WPP's higher outlook fails to live up to some rivals, shares fall

'We’re moving into a more uncertain economic environment. There’s no doubt about that,' CEO Mark Read said.

WPP's higher outlook fails to live up to some rivals, shares fall

WPP Plc shares fell after the advertising group raised its sales outlook less than some investors were anticipating following upgrades at its rivals. 

While the company raised its outlook for the year and beat analysts’ estimates for organic growth, the “magnitude” of the beat and unchanged margin guidance “could be seen by the market as a slight disappointment,” analysts at Goldman Sachs Group Inc. said in a note on Friday. 

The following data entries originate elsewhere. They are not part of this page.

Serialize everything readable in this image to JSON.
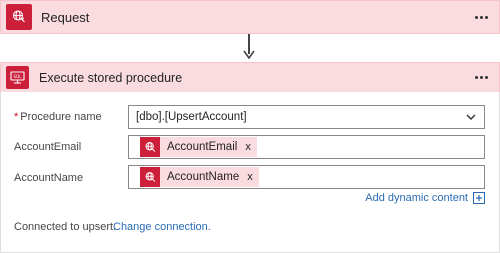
{
  "request_card": {
    "title": "Request",
    "icon": "globe-icon"
  },
  "sp_card": {
    "title": "Execute stored procedure",
    "icon": "sql-database-icon",
    "fields": {
      "procedure": {
        "label": "Procedure name",
        "required_mark": "*",
        "value": "[dbo].[UpsertAccount]"
      },
      "email": {
        "label": "AccountEmail",
        "token": "AccountEmail",
        "token_icon": "globe-icon"
      },
      "name": {
        "label": "AccountName",
        "token": "AccountName",
        "token_icon": "globe-icon"
      }
    },
    "remove_glyph": "x",
    "add_dynamic_content": "Add dynamic content",
    "connection_text": "Connected to upsert.",
    "change_connection": "Change connection."
  },
  "colors": {
    "brand_red": "#cc1f3a",
    "header_pink": "#f9dbe0",
    "link_blue": "#2b6cb5"
  }
}
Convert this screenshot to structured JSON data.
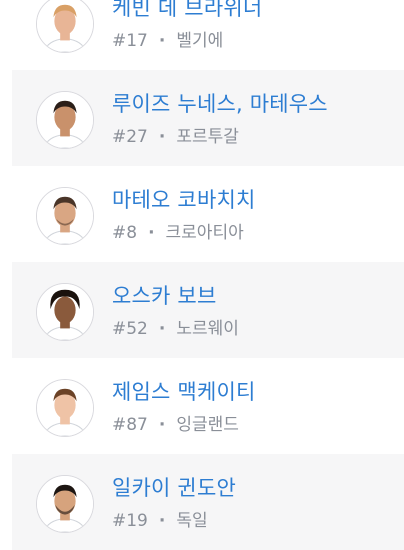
{
  "separator": "·",
  "players": [
    {
      "name": "케빈 데 브라위너",
      "number": "#17",
      "country": "벨기에",
      "skin": "#e8b596",
      "hair": "#d9a066",
      "shirt": "#ffffff"
    },
    {
      "name": "루이즈 누네스, 마테우스",
      "number": "#27",
      "country": "포르투갈",
      "skin": "#c9916b",
      "hair": "#2a1e18",
      "shirt": "#ffffff"
    },
    {
      "name": "마테오 코바치치",
      "number": "#8",
      "country": "크로아티아",
      "skin": "#d9a683",
      "hair": "#4a3528",
      "shirt": "#ffffff"
    },
    {
      "name": "오스카 보브",
      "number": "#52",
      "country": "노르웨이",
      "skin": "#8a5a3c",
      "hair": "#1a120d",
      "shirt": "#ffffff"
    },
    {
      "name": "제임스 맥케이티",
      "number": "#87",
      "country": "잉글랜드",
      "skin": "#efc3a6",
      "hair": "#6b4226",
      "shirt": "#ffffff"
    },
    {
      "name": "일카이 귄도안",
      "number": "#19",
      "country": "독일",
      "skin": "#d6a37d",
      "hair": "#1d1612",
      "shirt": "#ffffff"
    }
  ]
}
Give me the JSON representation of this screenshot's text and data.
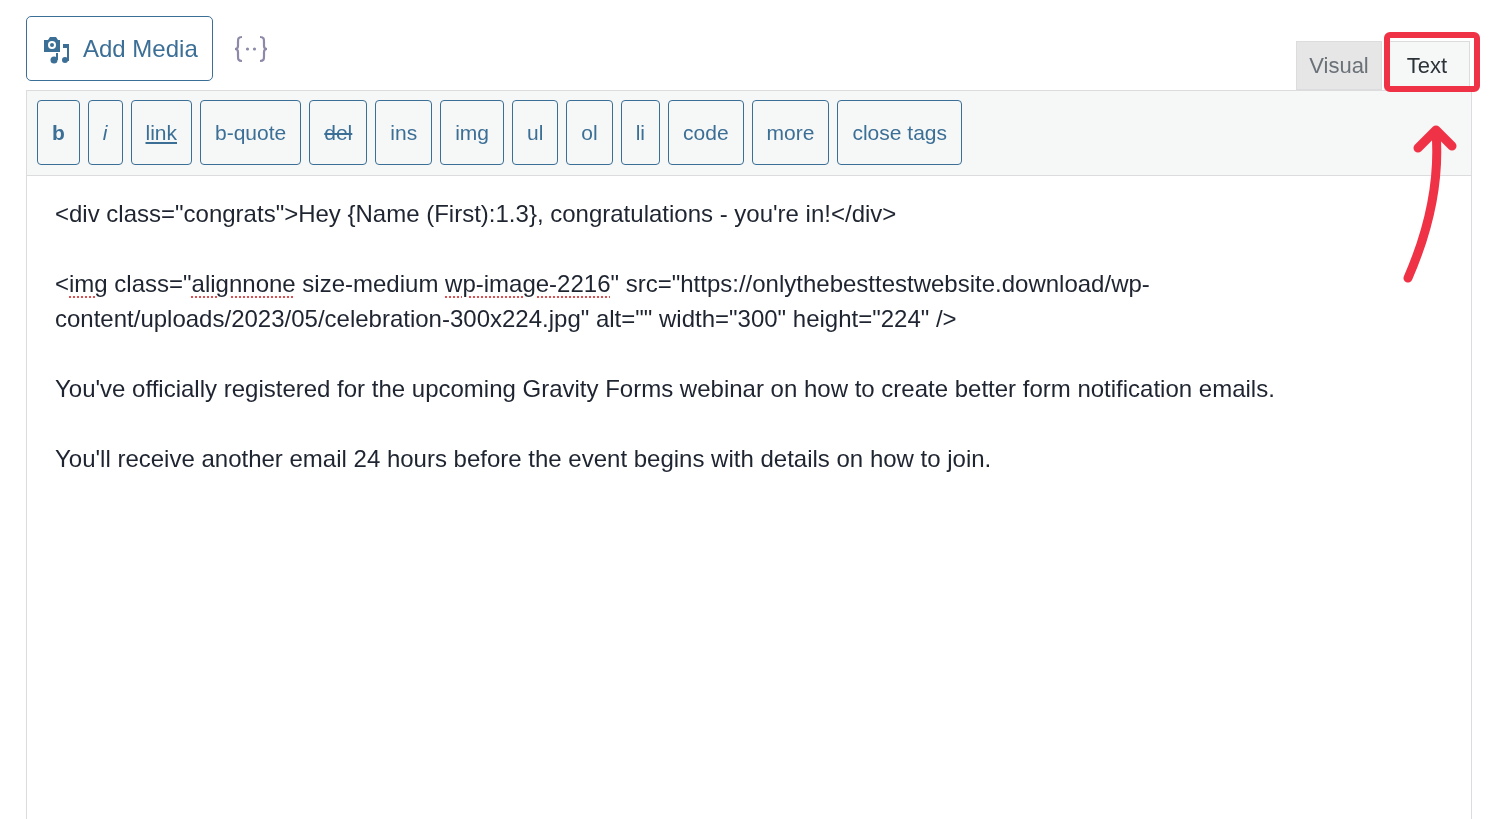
{
  "media_button": {
    "label": "Add Media"
  },
  "tabs": [
    {
      "label": "Visual",
      "selected": false
    },
    {
      "label": "Text",
      "selected": true
    }
  ],
  "toolbar": [
    {
      "label": "b",
      "kind": "bold"
    },
    {
      "label": "i",
      "kind": "italic"
    },
    {
      "label": "link",
      "kind": "underline"
    },
    {
      "label": "b-quote",
      "kind": "plain"
    },
    {
      "label": "del",
      "kind": "strike"
    },
    {
      "label": "ins",
      "kind": "plain"
    },
    {
      "label": "img",
      "kind": "plain"
    },
    {
      "label": "ul",
      "kind": "plain"
    },
    {
      "label": "ol",
      "kind": "plain"
    },
    {
      "label": "li",
      "kind": "plain"
    },
    {
      "label": "code",
      "kind": "plain"
    },
    {
      "label": "more",
      "kind": "plain"
    },
    {
      "label": "close tags",
      "kind": "plain"
    }
  ],
  "content": [
    [
      {
        "text": "<div class=\"congrats\">Hey {Name (First):1.3}, congratulations - you're in!</div>",
        "misspelled": false
      }
    ],
    [
      {
        "text": "<",
        "misspelled": false
      },
      {
        "text": "img",
        "misspelled": true
      },
      {
        "text": " class=\"",
        "misspelled": false
      },
      {
        "text": "alignnone",
        "misspelled": true
      },
      {
        "text": " size-medium ",
        "misspelled": false
      },
      {
        "text": "wp-image-2216",
        "misspelled": true
      },
      {
        "text": "\" src=\"https://onlythebesttestwebsite.download/wp-content/uploads/2023/05/celebration-300x224.jpg\" alt=\"\" width=\"300\" height=\"224\" />",
        "misspelled": false
      }
    ],
    [
      {
        "text": "You've officially registered for the upcoming Gravity Forms webinar on how to create better form notification emails.",
        "misspelled": false
      }
    ],
    [
      {
        "text": "You'll receive another email 24 hours before the event begins with details on how to join.",
        "misspelled": false
      }
    ]
  ]
}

WPP’s results followed reports from competitors such as Publicis Groupe SA and Omnicom Group Inc., which both raised guidance. Large advertising agencies have shown themselves to be resilient to higher inflation and slower growth so far. WPP said that demand is still robust, particularly from clients in the technology and healthcare industries, with the exception of the Chinese market where lockdowns have hurt its sales outlook for the year. 

“We’re moving into a more uncertain economic environment. There’s no doubt about that,” CEO Mark Read said in an interview on Friday. “I think we’re going into that in a strong position.” 

WPP’s adjusted sales will rise 6% to 7% this year, the London-based group said in a statement on Friday. That compared to its previous forecast of 5.5% to 6.5%. The company adjusts its revenue numbers to exclude pass-through costs, fees that are passed on to clients from external suppliers. 

Adjusted sales excluding pass-through-costs rose more than 12% to 5.5 billion pounds ($6.7 billion) in the first half of the year.

In the medium term, WPP said it is “confident” in its ability to increase revenue excluding pass-through costs of 3% to 4%.

WPP raised its interim dividend by 20% to 15 pence and said that it’s completed £637 million of its £800 million buyback program.

The company said it won business from brands including Audi, Audible, Danone and Nationwide in the second quarter and said it’s ramping up work with Coca-Cola. WPP won a role as Coca-Cola’s global marketing network partner in 2021 to help overhaul the soft-drink giant’s marketing strategy.

Demand for data and technology-led projects could help WPP overcome client pullback from traditional ad campaigns in the second half of the year, Bloomberg Industry analyst Matthew Bloxham has said.

Rivals have been resilient so far. On Thursday, Stagwell maintained its 2022 forecast, which calls for 18% to 22% net revenue organic growth in 2022. IPG in July predicted 6.5% organic growth for the year, Publicis called for 6% to 7% percent organic revenue growth, up from a prior forecast of 4% to 5% growth, and Omnicom predicted full-year organic revenue growth of 6.5% to 7%, up from an April forecast calling for 6% to 6.5% growth. S4 Capital lowered its full-year earnings estimate but still expects “like-for-like gross profit/net revenue growth” of 25% for the year.

WPP acquired Latin American e-commerce agency Corebiz last month without disclosing terms. It also bought Australian marketing technology services agency Bower House Digital in June. The company also bought Village Marketing, a creator economy business, in the first half.

WPP fell 6.8% to 832.20 pence at 8:23 a.m. on Friday, after earlier dropping as much as 7.1%, the biggest intraday decline since May.

Shares have dropped about 20% this year through Thursday.

—Bloomberg News, with additional reporting from Ad Age